Below are records; repeat them all exactly.

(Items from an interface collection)
□ □ □

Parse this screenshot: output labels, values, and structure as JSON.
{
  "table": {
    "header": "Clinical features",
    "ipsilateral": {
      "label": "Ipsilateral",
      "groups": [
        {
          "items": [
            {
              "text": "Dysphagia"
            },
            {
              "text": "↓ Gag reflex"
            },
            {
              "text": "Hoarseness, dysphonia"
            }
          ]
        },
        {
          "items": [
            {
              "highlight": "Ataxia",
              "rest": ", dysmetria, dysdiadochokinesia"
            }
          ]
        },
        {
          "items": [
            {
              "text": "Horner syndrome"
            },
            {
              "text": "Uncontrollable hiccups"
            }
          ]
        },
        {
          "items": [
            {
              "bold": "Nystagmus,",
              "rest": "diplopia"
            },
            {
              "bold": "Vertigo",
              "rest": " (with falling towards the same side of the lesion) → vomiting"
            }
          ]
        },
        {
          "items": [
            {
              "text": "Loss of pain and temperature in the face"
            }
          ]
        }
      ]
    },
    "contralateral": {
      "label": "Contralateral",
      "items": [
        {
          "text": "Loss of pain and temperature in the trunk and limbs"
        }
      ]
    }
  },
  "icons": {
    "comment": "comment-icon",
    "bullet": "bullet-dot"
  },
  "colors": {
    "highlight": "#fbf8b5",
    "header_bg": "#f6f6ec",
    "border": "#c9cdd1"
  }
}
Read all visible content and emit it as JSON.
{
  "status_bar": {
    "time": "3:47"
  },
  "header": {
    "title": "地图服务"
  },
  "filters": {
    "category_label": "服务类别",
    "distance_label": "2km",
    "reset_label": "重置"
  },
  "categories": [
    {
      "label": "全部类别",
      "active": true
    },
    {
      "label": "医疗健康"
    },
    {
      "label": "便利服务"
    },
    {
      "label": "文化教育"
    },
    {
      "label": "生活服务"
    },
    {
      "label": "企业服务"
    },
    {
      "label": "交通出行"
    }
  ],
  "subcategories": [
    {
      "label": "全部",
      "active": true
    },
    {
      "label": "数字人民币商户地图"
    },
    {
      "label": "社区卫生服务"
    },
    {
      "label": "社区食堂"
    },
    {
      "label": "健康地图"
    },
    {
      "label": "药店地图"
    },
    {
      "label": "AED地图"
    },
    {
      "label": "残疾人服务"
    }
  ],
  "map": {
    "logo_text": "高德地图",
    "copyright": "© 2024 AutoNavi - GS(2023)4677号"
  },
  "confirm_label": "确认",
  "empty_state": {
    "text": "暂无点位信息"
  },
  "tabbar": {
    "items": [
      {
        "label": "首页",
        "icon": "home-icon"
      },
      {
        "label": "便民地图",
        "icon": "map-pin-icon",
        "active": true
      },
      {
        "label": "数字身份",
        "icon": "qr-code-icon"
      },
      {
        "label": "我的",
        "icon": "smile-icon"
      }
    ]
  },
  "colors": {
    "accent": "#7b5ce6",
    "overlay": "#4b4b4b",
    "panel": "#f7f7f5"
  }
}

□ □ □

(SOLUTION TO THE EXERCISE):
Parse this screenshot: output labels, values, and structure as JSON.
{
  "table": {
    "header": "Clinical features",
    "ipsilateral": {
      "label": "Ipsilateral",
      "groups": [
        {
          "items": [
            {
              "text": "Dysphagia"
            },
            {
              "text": "↓ Gag reflex"
            },
            {
              "text": "Hoarseness, dysphonia"
            }
          ]
        },
        {
          "items": [
            {
              "highlight": "Ataxia",
              "rest": ", dysmetria, dysdiadochokinesia"
            }
          ]
        },
        {
          "items": [
            {
              "text": "Horner syndrome"
            },
            {
              "text": "Uncontrollable hiccups"
            }
          ]
        },
        {
          "items": [
            {
              "bold": "Nystagmus,",
              "rest": "diplopia"
            },
            {
              "bold": "Vertigo",
              "rest": " (with falling towards the same side of the lesion) → vomiting"
            }
          ]
        },
        {
          "items": [
            {
              "text": "Loss of pain and temperature in the face"
            }
          ]
        }
      ]
    },
    "contralateral": {
      "label": "Contralateral",
      "items": [
        {
          "text": "Loss of pain and temperature in the trunk and limbs"
        }
      ]
    }
  },
  "icons": {
    "comment": "comment-icon",
    "bullet": "bullet-dot"
  },
  "colors": {
    "highlight": "#fbf8b5",
    "header_bg": "#f6f6ec",
    "border": "#c9cdd1"
  }
}
Read all visible content and emit it as JSON.
{
  "status_bar": {
    "time": "3:47"
  },
  "header": {
    "title": "地图服务"
  },
  "filters": {
    "category_label": "服务类别",
    "distance_label": "2km",
    "reset_label": "重置"
  },
  "categories": [
    {
      "label": "全部类别",
      "active": true
    },
    {
      "label": "医疗健康"
    },
    {
      "label": "便利服务"
    },
    {
      "label": "文化教育"
    },
    {
      "label": "生活服务"
    },
    {
      "label": "企业服务"
    },
    {
      "label": "交通出行"
    }
  ],
  "subcategories": [
    {
      "label": "全部",
      "active": true
    },
    {
      "label": "数字人民币商户地图"
    },
    {
      "label": "社区卫生服务"
    },
    {
      "label": "社区食堂"
    },
    {
      "label": "健康地图"
    },
    {
      "label": "药店地图"
    },
    {
      "label": "AED地图"
    },
    {
      "label": "残疾人服务"
    }
  ],
  "map": {
    "logo_text": "高德地图",
    "copyright": "© 2024 AutoNavi - GS(2023)4677号"
  },
  "confirm_label": "确认",
  "empty_state": {
    "text": "暂无点位信息"
  },
  "tabbar": {
    "items": [
      {
        "label": "首页",
        "icon": "home-icon"
      },
      {
        "label": "便民地图",
        "icon": "map-pin-icon",
        "active": true
      },
      {
        "label": "数字身份",
        "icon": "qr-code-icon"
      },
      {
        "label": "我的",
        "icon": "smile-icon"
      }
    ]
  },
  "colors": {
    "accent": "#7b5ce6",
    "overlay": "#4b4b4b",
    "panel": "#f7f7f5"
  }
}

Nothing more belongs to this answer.